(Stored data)
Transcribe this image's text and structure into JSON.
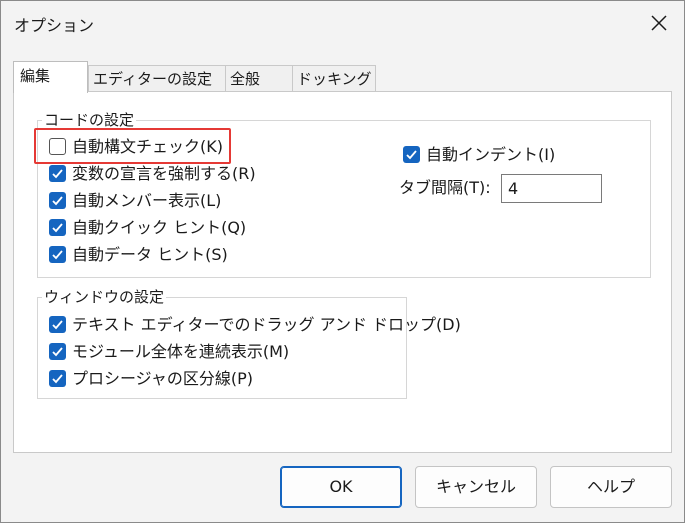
{
  "window": {
    "title": "オプション"
  },
  "tabs": [
    {
      "label": "編集",
      "active": true
    },
    {
      "label": "エディターの設定",
      "active": false
    },
    {
      "label": "全般",
      "active": false
    },
    {
      "label": "ドッキング",
      "active": false
    }
  ],
  "code_settings": {
    "label": "コードの設定",
    "options": [
      {
        "label": "自動構文チェック(K)",
        "checked": false
      },
      {
        "label": "変数の宣言を強制する(R)",
        "checked": true
      },
      {
        "label": "自動メンバー表示(L)",
        "checked": true
      },
      {
        "label": "自動クイック ヒント(Q)",
        "checked": true
      },
      {
        "label": "自動データ ヒント(S)",
        "checked": true
      }
    ],
    "auto_indent": {
      "label": "自動インデント(I)",
      "checked": true
    },
    "tab_width": {
      "label": "タブ間隔(T):",
      "value": "4"
    }
  },
  "window_settings": {
    "label": "ウィンドウの設定",
    "options": [
      {
        "label": "テキスト エディターでのドラッグ アンド ドロップ(D)",
        "checked": true
      },
      {
        "label": "モジュール全体を連続表示(M)",
        "checked": true
      },
      {
        "label": "プロシージャの区分線(P)",
        "checked": true
      }
    ]
  },
  "buttons": {
    "ok": "OK",
    "cancel": "キャンセル",
    "help": "ヘルプ"
  },
  "colors": {
    "accent": "#1565c0",
    "highlight": "#e53935"
  }
}
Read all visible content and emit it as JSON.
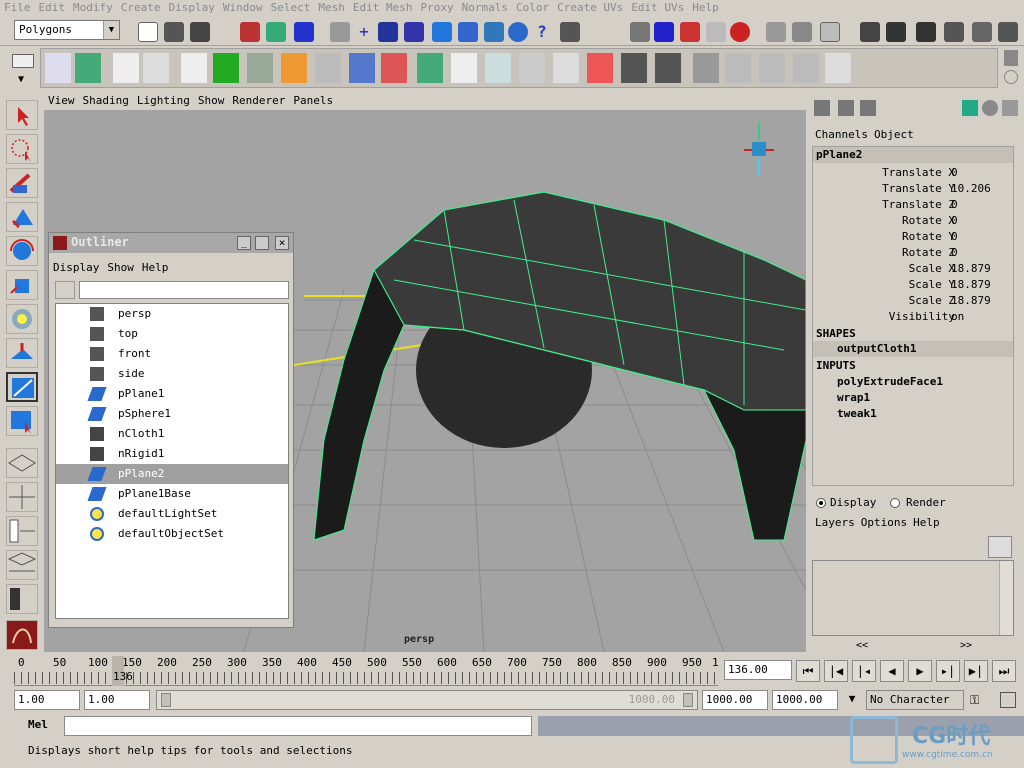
{
  "menu": [
    "File",
    "Edit",
    "Modify",
    "Create",
    "Display",
    "Window",
    "Select",
    "Mesh",
    "Edit Mesh",
    "Proxy",
    "Normals",
    "Color",
    "Create UVs",
    "Edit UVs",
    "Help"
  ],
  "mode_select": "Polygons",
  "panel_menu": [
    "View",
    "Shading",
    "Lighting",
    "Show",
    "Renderer",
    "Panels"
  ],
  "viewport": {
    "camera_label": "persp"
  },
  "outliner": {
    "title": "Outliner",
    "menu": [
      "Display",
      "Show",
      "Help"
    ],
    "items": [
      {
        "label": "persp",
        "icon": "camera-icon"
      },
      {
        "label": "top",
        "icon": "camera-icon"
      },
      {
        "label": "front",
        "icon": "camera-icon"
      },
      {
        "label": "side",
        "icon": "camera-icon"
      },
      {
        "label": "pPlane1",
        "icon": "mesh-icon"
      },
      {
        "label": "pSphere1",
        "icon": "mesh-icon"
      },
      {
        "label": "nCloth1",
        "icon": "cloth-icon"
      },
      {
        "label": "nRigid1",
        "icon": "cloth-icon"
      },
      {
        "label": "pPlane2",
        "icon": "mesh-icon",
        "selected": true
      },
      {
        "label": "pPlane1Base",
        "icon": "mesh-icon"
      },
      {
        "label": "defaultLightSet",
        "icon": "set-icon"
      },
      {
        "label": "defaultObjectSet",
        "icon": "set-icon"
      }
    ]
  },
  "channel_box": {
    "menu": [
      "Channels",
      "Object"
    ],
    "object_name": "pPlane2",
    "attributes": [
      {
        "name": "Translate X",
        "value": "0"
      },
      {
        "name": "Translate Y",
        "value": "10.206"
      },
      {
        "name": "Translate Z",
        "value": "0"
      },
      {
        "name": "Rotate X",
        "value": "0"
      },
      {
        "name": "Rotate Y",
        "value": "0"
      },
      {
        "name": "Rotate Z",
        "value": "0"
      },
      {
        "name": "Scale X",
        "value": "18.879"
      },
      {
        "name": "Scale Y",
        "value": "18.879"
      },
      {
        "name": "Scale Z",
        "value": "18.879"
      },
      {
        "name": "Visibility",
        "value": "on"
      }
    ],
    "shapes_header": "SHAPES",
    "shapes": [
      "outputCloth1"
    ],
    "inputs_header": "INPUTS",
    "inputs": [
      "polyExtrudeFace1",
      "wrap1",
      "tweak1"
    ]
  },
  "layer_editor": {
    "radio_display": "Display",
    "radio_render": "Render",
    "menu": [
      "Layers",
      "Options",
      "Help"
    ],
    "scroll_left": "<<",
    "scroll_right": ">>"
  },
  "timeline": {
    "ticks": [
      "0",
      "50",
      "100",
      "150",
      "200",
      "250",
      "300",
      "350",
      "400",
      "450",
      "500",
      "550",
      "600",
      "650",
      "700",
      "750",
      "800",
      "850",
      "900",
      "950",
      "1"
    ],
    "current_frame_marker": "136",
    "current_frame": "136.00"
  },
  "range": {
    "start": "1.00",
    "playback_start": "1.00",
    "slider_end_label": "1000.00",
    "playback_end": "1000.00",
    "end": "1000.00",
    "character_set": "No Character Set"
  },
  "command_line": {
    "label": "Mel"
  },
  "help_line": "Displays short help tips for tools and selections",
  "watermark": {
    "brand": "CG时代",
    "url": "www.cgtime.com.cn"
  }
}
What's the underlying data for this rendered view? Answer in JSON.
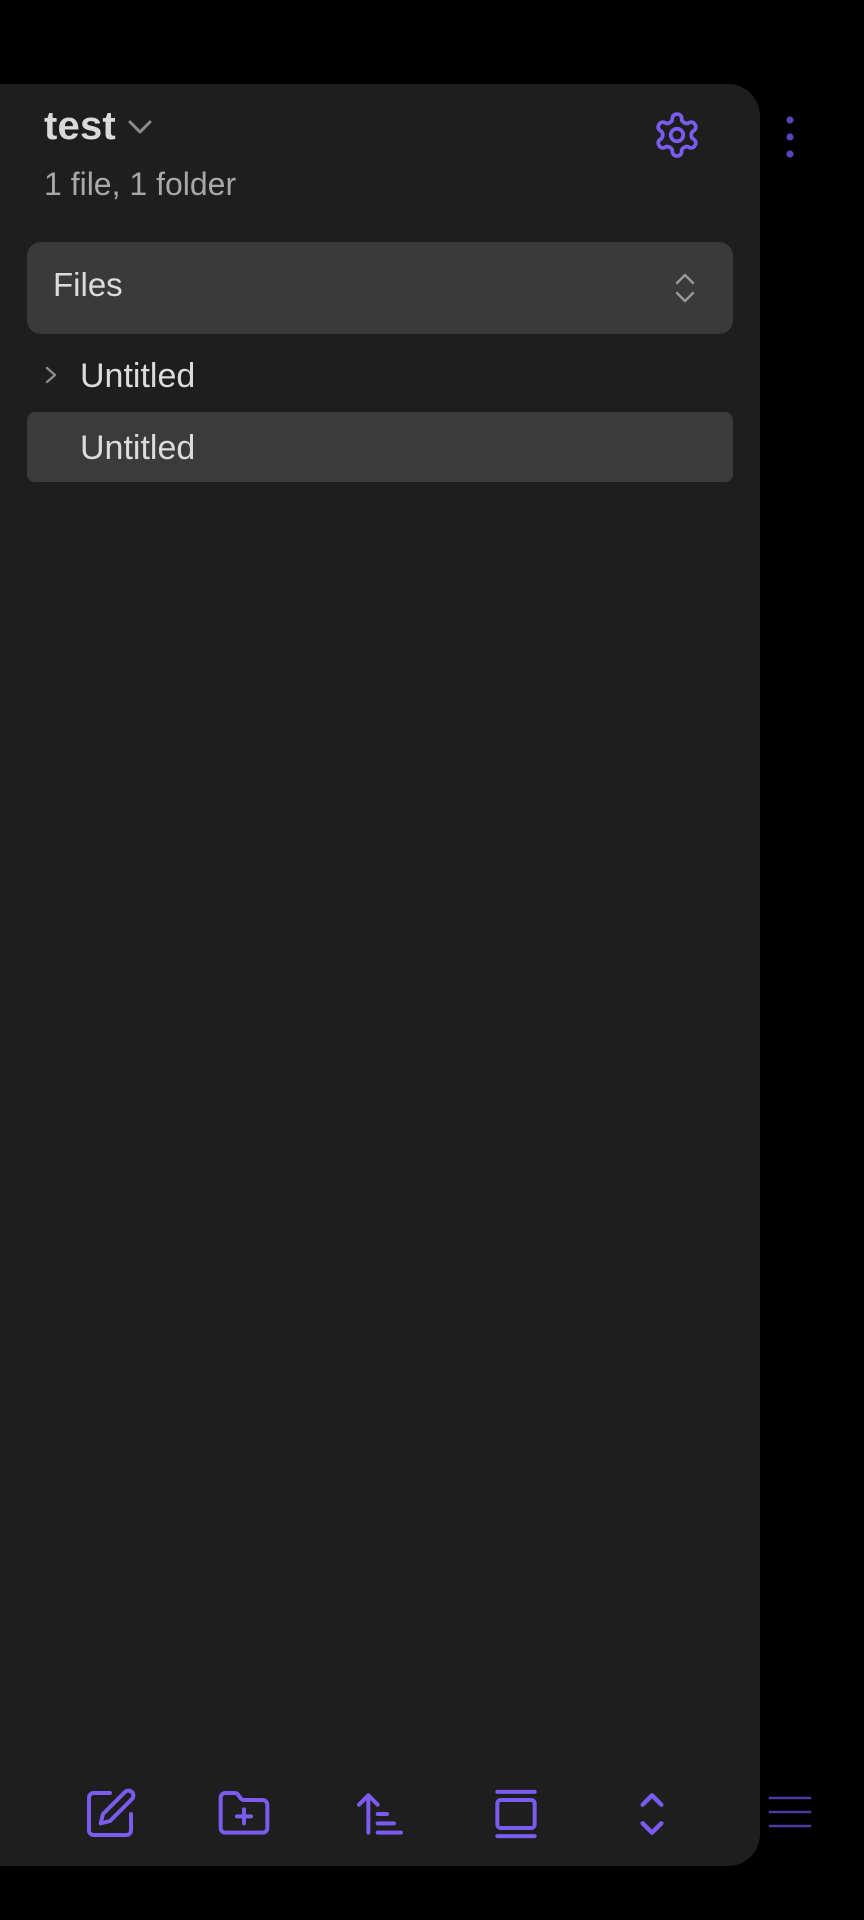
{
  "vault": {
    "name": "test",
    "stats": "1 file, 1 folder"
  },
  "view_select": {
    "selected": "Files"
  },
  "tree": {
    "items": [
      {
        "type": "folder",
        "label": "Untitled",
        "collapsed": true
      },
      {
        "type": "file",
        "label": "Untitled",
        "selected": true
      }
    ]
  },
  "bottom_bar": {
    "buttons": [
      {
        "icon": "new-note-icon"
      },
      {
        "icon": "new-folder-icon"
      },
      {
        "icon": "sort-icon"
      },
      {
        "icon": "collapse-all-icon"
      },
      {
        "icon": "expand-collapse-icon"
      }
    ]
  },
  "colors": {
    "accent": "#7c5bf0",
    "drawer_bg": "#1e1e1e",
    "selected_bg": "#3b3b3b",
    "text": "#dcdcdc",
    "muted_text": "#a8a8a8"
  }
}
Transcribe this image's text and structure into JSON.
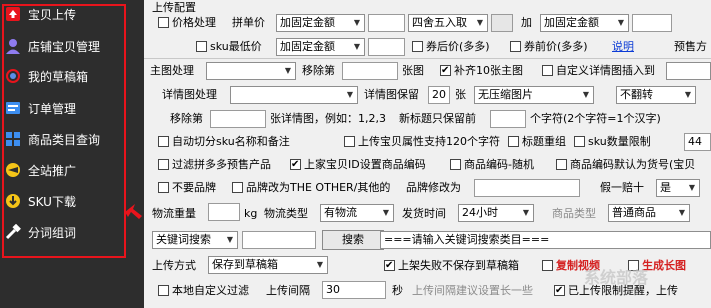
{
  "sidebar": {
    "items": [
      {
        "label": "宝贝上传",
        "icon": "upload-icon"
      },
      {
        "label": "店铺宝贝管理",
        "icon": "user-icon"
      },
      {
        "label": "我的草稿箱",
        "icon": "draft-icon"
      },
      {
        "label": "订单管理",
        "icon": "order-icon"
      },
      {
        "label": "商品类目查询",
        "icon": "grid-icon"
      },
      {
        "label": "全站推广",
        "icon": "promo-icon"
      },
      {
        "label": "SKU下载",
        "icon": "download-icon"
      },
      {
        "label": "分词组词",
        "icon": "hammer-icon"
      }
    ],
    "highlight_color": "#e8141c"
  },
  "upload_config": {
    "section_title": "上传配置",
    "price_process_label": "价格处理",
    "pin_price_label": "拼单价",
    "add_fixed_amount": "加固定金额",
    "round_mode": "四舍五入取",
    "add_label": "加",
    "add_fixed_amount_2": "加固定金额",
    "sku_min_price_label": "sku最低价",
    "add_fixed_amount_3": "加固定金额",
    "coupon_after_price": "券后价(多多)",
    "coupon_before_price": "券前价(多多)",
    "explain_link": "说明",
    "presale_label": "预售方"
  },
  "main_image": {
    "label": "主图处理",
    "remove_label": "移除第",
    "zhang_label": "张图",
    "fill10_label": "补齐10张主图",
    "custom_detail_label": "自定义详情图插入到"
  },
  "detail_image": {
    "label": "详情图处理",
    "keep_label": "详情图保留",
    "keep_count": "20",
    "zhang": "张",
    "no_compress": "无压缩图片",
    "no_flip": "不翻转"
  },
  "remove_row": {
    "remove_label": "移除第",
    "hint": "张详情图，例如：1,2,3",
    "title_keep_label": "新标题只保留前",
    "char_hint": "个字符(2个字符=1个汉字)"
  },
  "options": {
    "auto_cut_sku": "自动切分sku名称和备注",
    "upload_attr_120": "上传宝贝属性支持120个字符",
    "title_regroup": "标题重组",
    "sku_limit_label": "sku数量限制",
    "sku_limit_value": "44",
    "filter_presale": "过滤拼多多预售产品",
    "set_code_by_id": "上家宝贝ID设置商品编码",
    "code_random": "商品编码-随机",
    "code_default_goods": "商品编码默认为货号(宝贝",
    "no_brand": "不要品牌",
    "brand_to_other": "品牌改为THE OTHER/其他的",
    "brand_change_label": "品牌修改为",
    "fake_label": "假一赔十",
    "fake_value": "是"
  },
  "logistics": {
    "weight_label": "物流重量",
    "kg": "kg",
    "type_label": "物流类型",
    "type_value": "有物流",
    "ship_time_label": "发货时间",
    "ship_time_value": "24小时",
    "goods_type_label": "商品类型",
    "goods_type_value": "普通商品"
  },
  "search": {
    "keyword_select": "关键词搜索",
    "search_button": "搜索",
    "category_placeholder": "===请输入关键词搜索类目==="
  },
  "upload": {
    "mode_label": "上传方式",
    "mode_value": "保存到草稿箱",
    "fail_not_save": "上架失败不保存到草稿箱",
    "copy_video": "复制视频",
    "gen_long_image": "生成长图",
    "local_filter": "本地自定义过滤",
    "interval_label": "上传间隔",
    "interval_value": "30",
    "seconds": "秒",
    "interval_hint": "上传间隔建议设置长一些",
    "limit_hint": "已上传限制提醒，上传"
  },
  "watermark": "系统部落"
}
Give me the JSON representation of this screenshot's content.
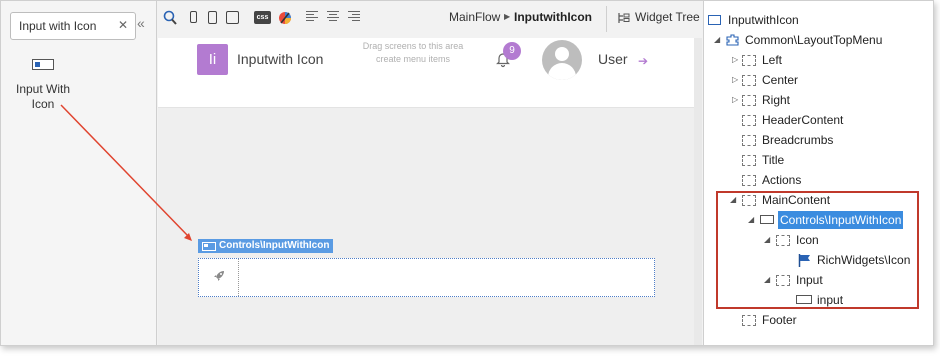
{
  "toolbox": {
    "search_value": "Input with Icon",
    "clear_glyph": "✕",
    "collapse_glyph": "«",
    "widget_label": "Input With Icon"
  },
  "toolbar": {
    "flow": "MainFlow",
    "separator": "▶",
    "screen": "InputwithIcon",
    "css_label": "css",
    "widget_tree_tab": "Widget Tree"
  },
  "canvas": {
    "logo_letter": "Ii",
    "app_name": "Inputwith Icon",
    "drag_hint": "Drag screens to this area create menu items",
    "notification_count": "9",
    "user_name": "User",
    "logout_glyph": "➔",
    "control_label": "Controls\\InputWithIcon",
    "rocket_glyph": "🚀"
  },
  "tree": {
    "root": "InputwithIcon",
    "layout": "Common\\LayoutTopMenu",
    "left": "Left",
    "center": "Center",
    "right": "Right",
    "header_content": "HeaderContent",
    "breadcrumbs": "Breadcrumbs",
    "title": "Title",
    "actions": "Actions",
    "main_content": "MainContent",
    "control": "Controls\\InputWithIcon",
    "icon": "Icon",
    "rich_widgets_icon": "RichWidgets\\Icon",
    "input": "Input",
    "input_widget": "input",
    "footer": "Footer"
  },
  "colors": {
    "accent_purple": "#b37bd1",
    "selection_blue": "#3b8cdf",
    "highlight_red": "#c0392b",
    "arrow_red": "#e0442f"
  }
}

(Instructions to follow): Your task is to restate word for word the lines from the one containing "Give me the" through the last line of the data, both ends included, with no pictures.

(Answer area):
Give me the JSON representation of this screenshot's content.
{
  "toolbox": {
    "search_value": "Input with Icon",
    "clear_glyph": "✕",
    "collapse_glyph": "«",
    "widget_label": "Input With Icon"
  },
  "toolbar": {
    "flow": "MainFlow",
    "separator": "▶",
    "screen": "InputwithIcon",
    "css_label": "css",
    "widget_tree_tab": "Widget Tree"
  },
  "canvas": {
    "logo_letter": "Ii",
    "app_name": "Inputwith Icon",
    "drag_hint": "Drag screens to this area create menu items",
    "notification_count": "9",
    "user_name": "User",
    "logout_glyph": "➔",
    "control_label": "Controls\\InputWithIcon",
    "rocket_glyph": "🚀"
  },
  "tree": {
    "root": "InputwithIcon",
    "layout": "Common\\LayoutTopMenu",
    "left": "Left",
    "center": "Center",
    "right": "Right",
    "header_content": "HeaderContent",
    "breadcrumbs": "Breadcrumbs",
    "title": "Title",
    "actions": "Actions",
    "main_content": "MainContent",
    "control": "Controls\\InputWithIcon",
    "icon": "Icon",
    "rich_widgets_icon": "RichWidgets\\Icon",
    "input": "Input",
    "input_widget": "input",
    "footer": "Footer"
  },
  "colors": {
    "accent_purple": "#b37bd1",
    "selection_blue": "#3b8cdf",
    "highlight_red": "#c0392b",
    "arrow_red": "#e0442f"
  }
}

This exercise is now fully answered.